Data about app and page elements:
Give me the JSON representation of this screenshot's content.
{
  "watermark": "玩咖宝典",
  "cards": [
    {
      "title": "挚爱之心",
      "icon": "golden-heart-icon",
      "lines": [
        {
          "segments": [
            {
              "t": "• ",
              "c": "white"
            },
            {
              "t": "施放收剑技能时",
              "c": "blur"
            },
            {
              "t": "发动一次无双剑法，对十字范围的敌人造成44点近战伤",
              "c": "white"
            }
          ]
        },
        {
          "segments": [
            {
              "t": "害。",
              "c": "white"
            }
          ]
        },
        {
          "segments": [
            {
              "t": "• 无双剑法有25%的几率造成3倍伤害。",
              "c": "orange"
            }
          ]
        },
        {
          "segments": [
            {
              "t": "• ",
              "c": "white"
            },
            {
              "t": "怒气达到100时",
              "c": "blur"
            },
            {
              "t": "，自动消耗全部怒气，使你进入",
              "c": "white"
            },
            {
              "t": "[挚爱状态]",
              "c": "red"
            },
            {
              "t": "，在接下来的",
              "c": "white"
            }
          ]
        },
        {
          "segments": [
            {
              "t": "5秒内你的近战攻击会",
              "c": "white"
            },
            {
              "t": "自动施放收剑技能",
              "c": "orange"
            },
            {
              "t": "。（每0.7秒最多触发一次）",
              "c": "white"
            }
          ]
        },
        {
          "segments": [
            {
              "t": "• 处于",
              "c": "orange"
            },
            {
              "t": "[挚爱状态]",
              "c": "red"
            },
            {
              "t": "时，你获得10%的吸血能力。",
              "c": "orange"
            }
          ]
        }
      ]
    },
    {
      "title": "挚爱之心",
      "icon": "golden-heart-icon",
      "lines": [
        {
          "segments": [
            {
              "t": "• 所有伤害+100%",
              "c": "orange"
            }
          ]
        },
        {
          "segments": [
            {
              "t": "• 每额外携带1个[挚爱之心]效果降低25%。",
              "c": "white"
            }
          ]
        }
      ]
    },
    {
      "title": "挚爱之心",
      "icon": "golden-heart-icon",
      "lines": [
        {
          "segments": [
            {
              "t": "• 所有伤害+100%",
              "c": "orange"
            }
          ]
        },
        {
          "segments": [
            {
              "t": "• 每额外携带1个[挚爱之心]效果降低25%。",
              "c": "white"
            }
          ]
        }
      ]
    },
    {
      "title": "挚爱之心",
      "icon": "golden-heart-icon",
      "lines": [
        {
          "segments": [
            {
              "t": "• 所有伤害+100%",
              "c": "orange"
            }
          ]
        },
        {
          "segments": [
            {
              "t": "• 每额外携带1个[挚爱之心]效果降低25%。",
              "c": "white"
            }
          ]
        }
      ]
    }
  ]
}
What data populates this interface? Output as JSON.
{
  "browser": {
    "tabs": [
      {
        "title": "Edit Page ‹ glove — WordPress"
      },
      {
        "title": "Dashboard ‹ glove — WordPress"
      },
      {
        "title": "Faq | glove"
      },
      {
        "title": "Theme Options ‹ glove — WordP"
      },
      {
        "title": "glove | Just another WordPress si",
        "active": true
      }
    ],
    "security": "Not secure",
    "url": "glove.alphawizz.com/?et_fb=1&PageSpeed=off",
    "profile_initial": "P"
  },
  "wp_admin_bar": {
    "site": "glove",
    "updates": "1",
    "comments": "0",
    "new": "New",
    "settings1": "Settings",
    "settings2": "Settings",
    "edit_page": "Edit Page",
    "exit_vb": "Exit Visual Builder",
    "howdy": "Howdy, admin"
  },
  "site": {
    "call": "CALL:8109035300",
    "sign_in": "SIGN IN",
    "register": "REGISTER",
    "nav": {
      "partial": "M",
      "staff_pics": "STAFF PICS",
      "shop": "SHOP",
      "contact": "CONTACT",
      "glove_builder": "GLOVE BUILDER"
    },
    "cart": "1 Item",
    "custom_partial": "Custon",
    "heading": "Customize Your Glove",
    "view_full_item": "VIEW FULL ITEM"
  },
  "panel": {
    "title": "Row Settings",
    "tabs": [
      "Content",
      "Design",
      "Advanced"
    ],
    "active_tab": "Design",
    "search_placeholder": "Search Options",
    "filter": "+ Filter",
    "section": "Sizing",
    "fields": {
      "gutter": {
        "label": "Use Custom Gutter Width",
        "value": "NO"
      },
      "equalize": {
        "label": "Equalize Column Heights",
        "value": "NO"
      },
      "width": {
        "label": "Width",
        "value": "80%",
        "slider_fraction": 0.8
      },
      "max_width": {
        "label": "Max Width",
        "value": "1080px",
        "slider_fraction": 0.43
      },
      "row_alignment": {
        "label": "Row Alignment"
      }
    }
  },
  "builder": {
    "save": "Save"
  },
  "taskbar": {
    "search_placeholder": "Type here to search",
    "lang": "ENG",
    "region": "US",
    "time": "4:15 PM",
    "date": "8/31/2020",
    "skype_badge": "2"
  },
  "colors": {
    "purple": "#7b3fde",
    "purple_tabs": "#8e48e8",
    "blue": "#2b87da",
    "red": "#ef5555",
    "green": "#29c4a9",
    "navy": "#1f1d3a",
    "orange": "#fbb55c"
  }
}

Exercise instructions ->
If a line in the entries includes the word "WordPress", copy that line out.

Completed exercise ->
        "title": "Edit Page ‹ glove — WordPress"
        "title": "Dashboard ‹ glove — WordPress"
        "title": "glove | Just another WordPress si",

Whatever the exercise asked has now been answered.